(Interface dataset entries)
──────────

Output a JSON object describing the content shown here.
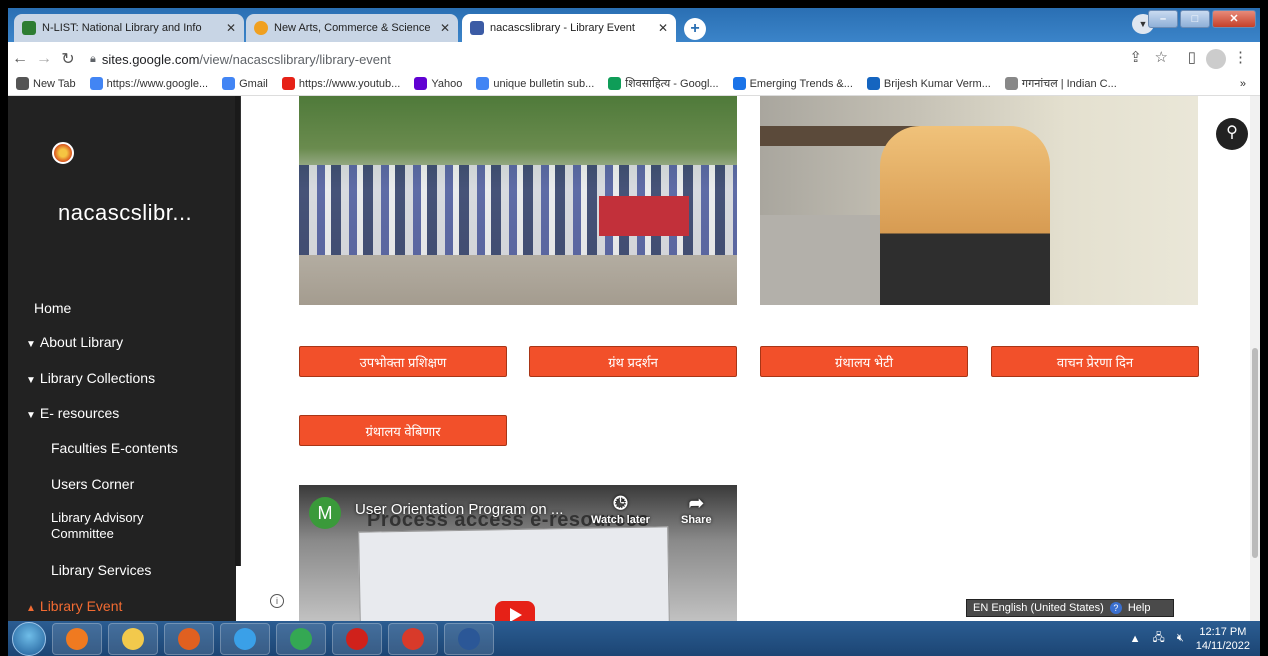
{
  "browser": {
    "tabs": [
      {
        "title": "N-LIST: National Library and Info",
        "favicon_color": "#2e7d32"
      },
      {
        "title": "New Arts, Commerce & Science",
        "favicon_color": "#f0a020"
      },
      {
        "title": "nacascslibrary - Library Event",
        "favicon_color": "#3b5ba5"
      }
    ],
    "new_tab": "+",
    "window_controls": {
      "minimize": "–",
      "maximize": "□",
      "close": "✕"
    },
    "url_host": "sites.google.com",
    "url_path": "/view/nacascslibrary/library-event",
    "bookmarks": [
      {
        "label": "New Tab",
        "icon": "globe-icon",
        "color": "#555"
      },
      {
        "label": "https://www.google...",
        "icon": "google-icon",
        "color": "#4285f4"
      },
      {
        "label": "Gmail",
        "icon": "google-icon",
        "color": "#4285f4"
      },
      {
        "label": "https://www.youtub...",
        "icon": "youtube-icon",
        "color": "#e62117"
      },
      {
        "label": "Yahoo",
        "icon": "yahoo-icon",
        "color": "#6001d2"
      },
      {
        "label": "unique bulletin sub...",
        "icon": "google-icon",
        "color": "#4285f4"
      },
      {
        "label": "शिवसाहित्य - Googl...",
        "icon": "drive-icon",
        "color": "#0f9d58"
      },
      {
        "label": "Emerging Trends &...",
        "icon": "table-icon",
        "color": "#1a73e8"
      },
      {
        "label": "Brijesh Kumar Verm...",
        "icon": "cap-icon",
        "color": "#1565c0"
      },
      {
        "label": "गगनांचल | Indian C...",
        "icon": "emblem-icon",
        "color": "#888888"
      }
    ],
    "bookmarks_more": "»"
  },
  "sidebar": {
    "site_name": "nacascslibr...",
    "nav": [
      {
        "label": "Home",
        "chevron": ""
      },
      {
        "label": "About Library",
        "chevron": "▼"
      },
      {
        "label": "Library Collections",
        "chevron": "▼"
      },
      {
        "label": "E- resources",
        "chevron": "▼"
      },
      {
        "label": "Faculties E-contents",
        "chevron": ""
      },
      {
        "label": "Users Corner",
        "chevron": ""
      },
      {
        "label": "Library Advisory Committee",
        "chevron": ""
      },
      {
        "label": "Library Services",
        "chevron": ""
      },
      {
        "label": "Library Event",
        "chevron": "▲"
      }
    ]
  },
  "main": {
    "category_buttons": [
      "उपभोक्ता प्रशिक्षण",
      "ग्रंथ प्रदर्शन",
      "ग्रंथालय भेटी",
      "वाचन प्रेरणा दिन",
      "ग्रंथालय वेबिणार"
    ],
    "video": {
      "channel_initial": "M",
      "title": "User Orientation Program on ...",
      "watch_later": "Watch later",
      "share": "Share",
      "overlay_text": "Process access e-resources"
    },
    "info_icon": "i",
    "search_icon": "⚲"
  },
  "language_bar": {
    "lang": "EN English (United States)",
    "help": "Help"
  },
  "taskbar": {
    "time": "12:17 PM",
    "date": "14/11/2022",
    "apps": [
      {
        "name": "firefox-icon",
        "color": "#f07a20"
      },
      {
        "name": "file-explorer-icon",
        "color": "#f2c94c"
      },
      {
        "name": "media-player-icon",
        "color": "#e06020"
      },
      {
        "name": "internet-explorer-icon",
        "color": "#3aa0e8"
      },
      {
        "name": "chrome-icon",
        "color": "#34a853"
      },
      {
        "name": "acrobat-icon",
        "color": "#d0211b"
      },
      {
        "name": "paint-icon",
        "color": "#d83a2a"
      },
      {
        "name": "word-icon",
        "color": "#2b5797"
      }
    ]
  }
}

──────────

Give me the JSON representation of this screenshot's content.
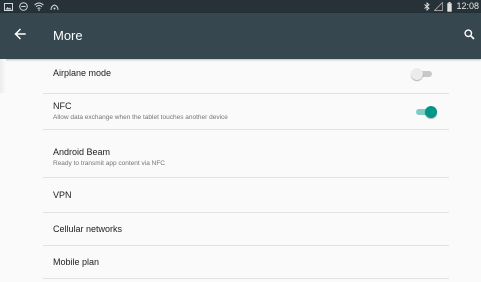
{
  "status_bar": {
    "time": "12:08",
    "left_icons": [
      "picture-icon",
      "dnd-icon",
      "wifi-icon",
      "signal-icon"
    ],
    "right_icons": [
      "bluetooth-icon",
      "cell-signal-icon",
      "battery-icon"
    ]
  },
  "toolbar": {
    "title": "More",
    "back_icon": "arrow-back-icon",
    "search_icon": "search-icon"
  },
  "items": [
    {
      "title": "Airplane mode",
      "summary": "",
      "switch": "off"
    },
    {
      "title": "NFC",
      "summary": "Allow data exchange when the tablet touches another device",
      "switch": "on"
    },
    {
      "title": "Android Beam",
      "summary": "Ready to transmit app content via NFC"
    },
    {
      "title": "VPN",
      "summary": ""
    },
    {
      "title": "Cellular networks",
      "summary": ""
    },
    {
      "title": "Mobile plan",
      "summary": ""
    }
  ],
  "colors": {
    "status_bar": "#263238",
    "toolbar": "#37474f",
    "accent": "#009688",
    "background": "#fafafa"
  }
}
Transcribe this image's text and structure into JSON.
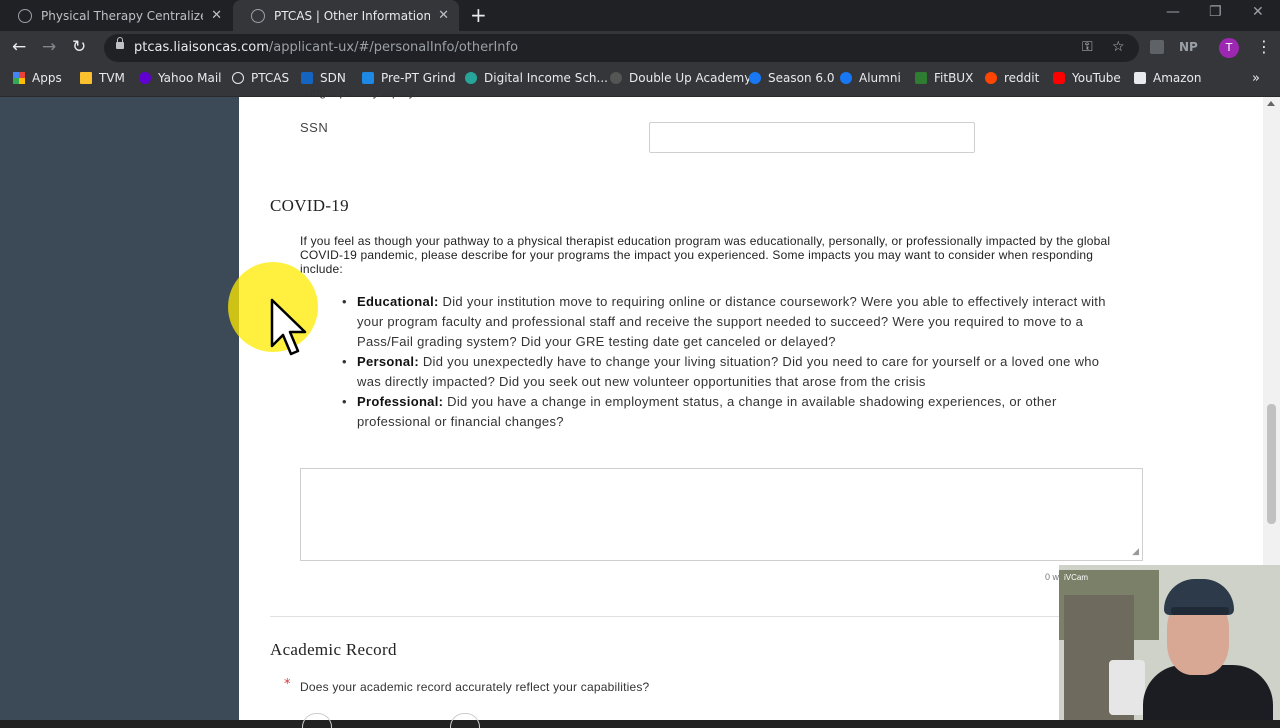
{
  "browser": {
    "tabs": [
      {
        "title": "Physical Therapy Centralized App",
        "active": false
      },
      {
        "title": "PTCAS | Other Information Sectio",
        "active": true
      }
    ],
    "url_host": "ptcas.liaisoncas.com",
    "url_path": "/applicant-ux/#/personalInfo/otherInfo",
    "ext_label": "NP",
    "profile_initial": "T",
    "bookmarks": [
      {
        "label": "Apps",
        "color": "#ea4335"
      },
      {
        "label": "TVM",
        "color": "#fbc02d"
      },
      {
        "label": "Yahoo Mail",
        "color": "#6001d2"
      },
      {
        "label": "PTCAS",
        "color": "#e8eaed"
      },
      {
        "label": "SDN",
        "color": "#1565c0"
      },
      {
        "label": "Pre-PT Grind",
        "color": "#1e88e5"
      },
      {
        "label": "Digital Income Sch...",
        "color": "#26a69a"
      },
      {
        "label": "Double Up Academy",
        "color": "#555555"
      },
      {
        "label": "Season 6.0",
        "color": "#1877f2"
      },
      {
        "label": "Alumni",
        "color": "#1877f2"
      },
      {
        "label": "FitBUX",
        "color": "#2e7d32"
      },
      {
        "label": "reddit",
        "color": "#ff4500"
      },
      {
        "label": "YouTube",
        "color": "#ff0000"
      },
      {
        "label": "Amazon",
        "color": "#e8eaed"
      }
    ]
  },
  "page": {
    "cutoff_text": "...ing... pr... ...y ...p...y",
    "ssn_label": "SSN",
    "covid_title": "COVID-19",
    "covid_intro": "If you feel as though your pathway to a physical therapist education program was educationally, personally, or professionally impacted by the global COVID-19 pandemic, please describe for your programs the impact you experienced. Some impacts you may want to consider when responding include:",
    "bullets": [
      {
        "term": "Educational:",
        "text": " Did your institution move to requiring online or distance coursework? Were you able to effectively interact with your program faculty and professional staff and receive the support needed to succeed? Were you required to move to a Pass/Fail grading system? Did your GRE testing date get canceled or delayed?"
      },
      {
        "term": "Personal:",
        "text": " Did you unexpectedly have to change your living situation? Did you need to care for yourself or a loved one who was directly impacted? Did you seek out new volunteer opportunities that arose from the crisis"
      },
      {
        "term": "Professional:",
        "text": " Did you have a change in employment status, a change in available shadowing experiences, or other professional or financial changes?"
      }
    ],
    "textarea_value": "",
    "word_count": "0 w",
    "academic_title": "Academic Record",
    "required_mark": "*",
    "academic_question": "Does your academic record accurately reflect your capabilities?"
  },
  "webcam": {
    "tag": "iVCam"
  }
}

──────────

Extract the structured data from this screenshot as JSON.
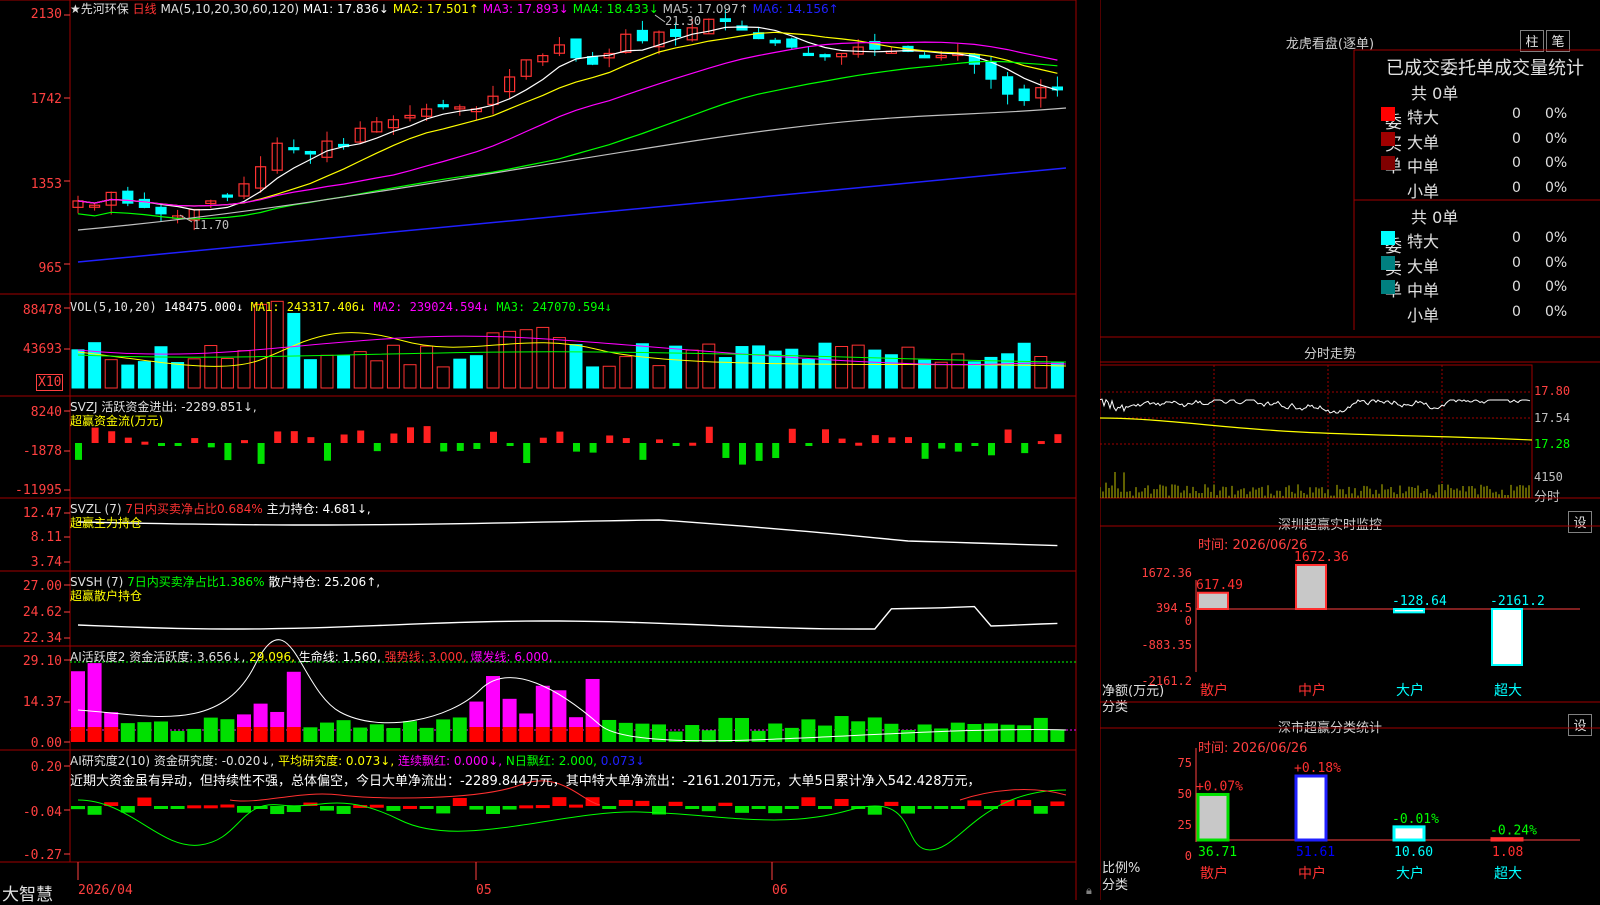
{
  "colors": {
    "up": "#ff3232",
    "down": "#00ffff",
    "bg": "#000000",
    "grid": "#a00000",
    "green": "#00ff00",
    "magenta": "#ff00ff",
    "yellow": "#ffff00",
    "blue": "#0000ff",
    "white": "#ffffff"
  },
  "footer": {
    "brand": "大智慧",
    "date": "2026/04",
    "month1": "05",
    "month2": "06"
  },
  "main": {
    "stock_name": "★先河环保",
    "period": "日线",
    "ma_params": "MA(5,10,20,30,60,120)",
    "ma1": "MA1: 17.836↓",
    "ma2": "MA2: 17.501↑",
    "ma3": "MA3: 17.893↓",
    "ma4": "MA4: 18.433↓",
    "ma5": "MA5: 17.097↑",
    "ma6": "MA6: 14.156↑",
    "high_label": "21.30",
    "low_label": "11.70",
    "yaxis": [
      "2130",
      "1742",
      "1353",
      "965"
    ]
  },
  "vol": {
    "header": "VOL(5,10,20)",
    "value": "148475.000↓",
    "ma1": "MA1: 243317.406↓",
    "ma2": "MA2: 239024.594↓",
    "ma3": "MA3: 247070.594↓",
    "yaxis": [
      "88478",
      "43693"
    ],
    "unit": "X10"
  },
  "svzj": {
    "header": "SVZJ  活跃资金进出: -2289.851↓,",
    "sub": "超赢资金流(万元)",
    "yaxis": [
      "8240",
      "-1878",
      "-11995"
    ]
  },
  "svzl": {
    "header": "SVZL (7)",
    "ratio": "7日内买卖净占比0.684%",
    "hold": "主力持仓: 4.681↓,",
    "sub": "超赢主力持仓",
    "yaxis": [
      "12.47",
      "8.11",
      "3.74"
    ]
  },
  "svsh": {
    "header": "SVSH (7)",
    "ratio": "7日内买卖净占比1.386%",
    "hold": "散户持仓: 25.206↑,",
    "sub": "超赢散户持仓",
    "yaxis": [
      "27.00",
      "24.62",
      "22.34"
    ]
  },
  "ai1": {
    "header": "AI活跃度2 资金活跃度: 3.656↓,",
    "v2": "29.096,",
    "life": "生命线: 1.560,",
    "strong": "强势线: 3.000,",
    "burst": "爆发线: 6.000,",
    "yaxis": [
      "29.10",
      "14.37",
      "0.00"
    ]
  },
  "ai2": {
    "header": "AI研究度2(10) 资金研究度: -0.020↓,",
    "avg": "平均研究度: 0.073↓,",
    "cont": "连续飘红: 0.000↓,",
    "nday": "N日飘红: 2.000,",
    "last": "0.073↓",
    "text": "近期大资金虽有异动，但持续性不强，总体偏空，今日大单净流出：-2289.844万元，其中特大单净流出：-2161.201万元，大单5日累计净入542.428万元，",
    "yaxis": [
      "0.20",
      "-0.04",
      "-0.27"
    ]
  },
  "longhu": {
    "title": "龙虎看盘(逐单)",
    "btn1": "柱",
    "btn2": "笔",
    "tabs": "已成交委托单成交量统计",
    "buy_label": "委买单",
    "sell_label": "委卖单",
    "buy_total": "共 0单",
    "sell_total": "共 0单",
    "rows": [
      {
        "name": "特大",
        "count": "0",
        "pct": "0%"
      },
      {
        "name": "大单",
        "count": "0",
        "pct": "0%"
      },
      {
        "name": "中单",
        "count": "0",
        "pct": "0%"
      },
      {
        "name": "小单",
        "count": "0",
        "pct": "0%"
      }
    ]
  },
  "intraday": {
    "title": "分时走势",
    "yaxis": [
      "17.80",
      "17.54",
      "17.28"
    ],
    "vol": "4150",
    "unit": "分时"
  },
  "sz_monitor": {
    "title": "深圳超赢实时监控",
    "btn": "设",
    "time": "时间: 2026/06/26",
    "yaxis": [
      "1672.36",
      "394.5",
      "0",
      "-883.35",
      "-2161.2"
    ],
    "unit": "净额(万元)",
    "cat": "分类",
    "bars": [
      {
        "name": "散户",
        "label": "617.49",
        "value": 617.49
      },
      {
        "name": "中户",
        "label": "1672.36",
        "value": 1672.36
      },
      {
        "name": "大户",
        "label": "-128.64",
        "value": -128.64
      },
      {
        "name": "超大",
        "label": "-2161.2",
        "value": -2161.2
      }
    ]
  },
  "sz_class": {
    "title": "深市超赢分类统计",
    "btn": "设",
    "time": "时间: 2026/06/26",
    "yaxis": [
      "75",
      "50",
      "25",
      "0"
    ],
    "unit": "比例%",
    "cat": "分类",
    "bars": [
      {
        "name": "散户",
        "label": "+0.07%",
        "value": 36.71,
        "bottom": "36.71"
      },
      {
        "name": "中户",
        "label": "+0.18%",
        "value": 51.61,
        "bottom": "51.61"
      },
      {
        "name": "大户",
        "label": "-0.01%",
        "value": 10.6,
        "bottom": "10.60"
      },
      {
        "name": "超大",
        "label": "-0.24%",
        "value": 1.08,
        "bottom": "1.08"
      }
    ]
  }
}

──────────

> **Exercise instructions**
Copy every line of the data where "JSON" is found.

> **Finished task**
Output a JSON object describing the content shown here.
Give me the JSON representation of this screenshot's content.
Transcribe this image's text and structure into JSON.
Extract the structured data from this screenshot as JSON.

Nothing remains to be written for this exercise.